Some Christians and their traditions seek relevancy, and try to accommodate the changes by adapting to the culture they see around them: think, for example, of megachurches that seek to connect with modern audiences through an entertainment or self-help orientation, or by adopting the gated-community model of providing safety, privacy, and services to a select clientele. Others pull back entirely inside the walls, raise the drawbridge, and preach the old time religion. Religious fundamentalism (in every faith tradition) is a common response to the fast-moving changes we are experiencing, as Karen Armstrong notes: "Much of fundamentalism is a response to this painful transformation."[vi] Fundamentalists try to hold fast to the way (they think) things have always been done, to the things (they think) have always been core beliefs, even if they don't seem to be working well any more (or never have, if we are honest).

Christianity's reputation has taken what may be a well-deserved beating, although not all of this decline in respect is due merely to perceived scandal and observed contention. As I was just suggesting, it also has something to do with the kind of Christian faith represented by a vast number of American Christians. As my friend and former priest Greg Rickel, the Episcopal bishop of Olympia (Western Washington) told me,

Christianity has become the institution, rather than the message.  I hate to say it, but it often appears to me that those peering in from the outside know more about us than we know about ourselves. They actually do know the good things of Christianity but can't seem to find it much anymore within those who call themselves Christian. I realize that this sounds very harsh, but I think our situation demands some level of bluntness.

            Well, the Bishop of Olympia probably knows a few things concerning the institution-and the problems facing the Church. I agree with his assessment here: Even the lives of those who identify themselves as followers of Jesus are often defined more by church attendance and a few strongly-held opinions concerning personal morality than they are by a transformed life. Pollster George Barna, an evangelical who criticizes contemporary American Christianity, has done longitudinal studies that point out that those who identify themselves as regular church-goers do not carry their worship into their daily lives, and in fact, many do not even feel that they have connected with God during worship. Moreover, many American Christians consume, pursue, and value many of the same things as their secular fellows; Barna notes that few of the believers he surveyed define success in spiritual terms. Instead, they buy into many of our secular societal myths and success stories connected to professional achievement, family, accomplishments, and financial gain. So even those who describe themselves as very religious are sometimes not actually religious, at least in terms of life-changing spiritual practice; they are just people who happen to go to church twice on Sunday and, say, disapprove of homosexual marriage.[vii]

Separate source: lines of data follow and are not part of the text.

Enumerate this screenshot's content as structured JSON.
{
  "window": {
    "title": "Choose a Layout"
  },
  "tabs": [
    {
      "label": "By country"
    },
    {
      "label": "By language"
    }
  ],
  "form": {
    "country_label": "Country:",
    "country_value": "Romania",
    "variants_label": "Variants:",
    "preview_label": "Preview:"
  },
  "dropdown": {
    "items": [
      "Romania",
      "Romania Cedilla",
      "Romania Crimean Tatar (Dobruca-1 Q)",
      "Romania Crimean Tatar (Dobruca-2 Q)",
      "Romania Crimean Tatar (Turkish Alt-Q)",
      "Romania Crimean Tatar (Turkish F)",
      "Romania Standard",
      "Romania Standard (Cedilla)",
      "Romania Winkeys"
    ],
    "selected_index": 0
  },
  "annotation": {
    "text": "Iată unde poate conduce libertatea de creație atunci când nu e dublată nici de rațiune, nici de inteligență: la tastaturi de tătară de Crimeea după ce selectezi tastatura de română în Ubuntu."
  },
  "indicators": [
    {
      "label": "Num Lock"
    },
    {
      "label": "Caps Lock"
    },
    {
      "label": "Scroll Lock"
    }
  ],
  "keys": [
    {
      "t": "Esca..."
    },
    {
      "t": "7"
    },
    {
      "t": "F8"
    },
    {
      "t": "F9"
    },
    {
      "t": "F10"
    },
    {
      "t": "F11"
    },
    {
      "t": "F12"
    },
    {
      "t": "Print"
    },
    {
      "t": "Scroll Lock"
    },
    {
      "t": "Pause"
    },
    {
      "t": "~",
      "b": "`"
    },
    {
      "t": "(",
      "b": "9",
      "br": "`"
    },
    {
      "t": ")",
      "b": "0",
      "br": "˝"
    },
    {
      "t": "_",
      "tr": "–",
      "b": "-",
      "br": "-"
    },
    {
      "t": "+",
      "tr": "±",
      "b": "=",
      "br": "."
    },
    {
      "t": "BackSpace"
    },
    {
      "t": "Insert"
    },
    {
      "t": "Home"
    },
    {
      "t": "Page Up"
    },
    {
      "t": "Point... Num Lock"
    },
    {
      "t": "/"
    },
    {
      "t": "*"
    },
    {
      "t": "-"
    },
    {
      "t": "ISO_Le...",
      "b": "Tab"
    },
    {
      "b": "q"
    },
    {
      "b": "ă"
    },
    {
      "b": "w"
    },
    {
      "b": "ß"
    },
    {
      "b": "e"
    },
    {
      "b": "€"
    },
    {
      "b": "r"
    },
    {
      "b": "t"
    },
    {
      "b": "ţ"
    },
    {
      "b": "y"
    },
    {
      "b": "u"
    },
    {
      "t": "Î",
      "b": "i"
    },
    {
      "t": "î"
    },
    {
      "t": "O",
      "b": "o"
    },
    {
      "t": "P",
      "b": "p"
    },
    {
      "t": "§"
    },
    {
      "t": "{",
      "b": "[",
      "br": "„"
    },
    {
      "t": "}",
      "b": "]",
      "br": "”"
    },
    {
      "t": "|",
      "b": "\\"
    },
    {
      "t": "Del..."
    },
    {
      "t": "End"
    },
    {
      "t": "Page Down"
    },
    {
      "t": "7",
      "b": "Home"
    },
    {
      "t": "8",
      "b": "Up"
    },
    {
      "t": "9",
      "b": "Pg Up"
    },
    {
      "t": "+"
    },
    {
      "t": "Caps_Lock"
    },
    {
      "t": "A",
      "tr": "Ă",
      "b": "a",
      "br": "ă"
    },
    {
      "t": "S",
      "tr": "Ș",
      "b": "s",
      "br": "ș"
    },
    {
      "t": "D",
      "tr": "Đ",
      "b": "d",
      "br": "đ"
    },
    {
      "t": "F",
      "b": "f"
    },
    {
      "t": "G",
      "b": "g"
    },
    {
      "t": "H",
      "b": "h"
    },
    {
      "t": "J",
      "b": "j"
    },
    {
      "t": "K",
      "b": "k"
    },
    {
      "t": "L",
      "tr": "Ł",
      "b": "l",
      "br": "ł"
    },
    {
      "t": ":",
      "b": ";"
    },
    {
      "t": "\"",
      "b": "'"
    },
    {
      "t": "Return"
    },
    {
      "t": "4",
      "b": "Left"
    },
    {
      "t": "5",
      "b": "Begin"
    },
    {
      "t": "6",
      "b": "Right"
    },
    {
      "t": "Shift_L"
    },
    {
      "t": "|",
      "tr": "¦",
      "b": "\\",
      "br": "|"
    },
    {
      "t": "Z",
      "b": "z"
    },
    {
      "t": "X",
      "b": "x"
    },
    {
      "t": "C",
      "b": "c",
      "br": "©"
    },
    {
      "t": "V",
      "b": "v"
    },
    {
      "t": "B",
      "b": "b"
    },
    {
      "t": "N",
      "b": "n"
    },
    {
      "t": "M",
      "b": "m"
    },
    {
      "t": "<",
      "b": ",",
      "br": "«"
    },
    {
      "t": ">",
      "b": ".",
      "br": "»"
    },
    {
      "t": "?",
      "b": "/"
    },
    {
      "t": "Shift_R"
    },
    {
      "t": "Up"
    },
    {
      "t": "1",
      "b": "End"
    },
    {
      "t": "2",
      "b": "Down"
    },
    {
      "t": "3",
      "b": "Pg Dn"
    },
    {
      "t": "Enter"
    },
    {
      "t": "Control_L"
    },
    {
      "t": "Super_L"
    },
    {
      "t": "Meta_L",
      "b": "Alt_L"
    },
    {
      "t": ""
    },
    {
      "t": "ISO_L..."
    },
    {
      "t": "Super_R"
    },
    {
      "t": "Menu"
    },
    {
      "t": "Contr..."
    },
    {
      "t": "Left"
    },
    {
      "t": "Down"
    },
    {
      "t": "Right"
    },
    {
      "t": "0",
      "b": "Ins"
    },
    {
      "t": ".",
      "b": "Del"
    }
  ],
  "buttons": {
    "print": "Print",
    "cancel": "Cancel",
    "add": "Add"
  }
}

[i] You can download their report at My colleagues at the Baylor Institute for Studies of Religion employ a slightly different methodology to account for our post-denominational faith, and get a slightly different-but equally disturbing-figure. According to their research, published in 2006, "people 18-30 are three times more likely to have no religious affiliation (18.6%) than are persons aged 65 or older (5.4%)."American Piety in the Twenty-first Century: New Insights to the Depth and Complexity of Religion in the US (September 2006).

[ii] "Survey Says: Hellbound," The Atlantic, Feb. 28, 2008, accessed at:

[iii] David Kinnaman and Gabe Lyons, UnChristian: What a New Generation Really Thinks about Christianity . . . And Why It Matters(Grand Rapids, MI: Baker Books, 2007), 19.

[iv] Phyllis Tickle, The Great Emergence: How Christianity Is Changing and Why (Grand Rapids, MI: Baker, 2008), 16-17.

[v] Sam Harris, The End of Faith: Religion, Terror, and the Future of Reason (New York: Norton, 2005), 14.

[vi] Karen Armstrong, The Battle for God (New York: Ballantine, 2001), 33.

[vii] George Barna, Revolution (Carol Stream, IL: Tyndale, 2005), 30-35.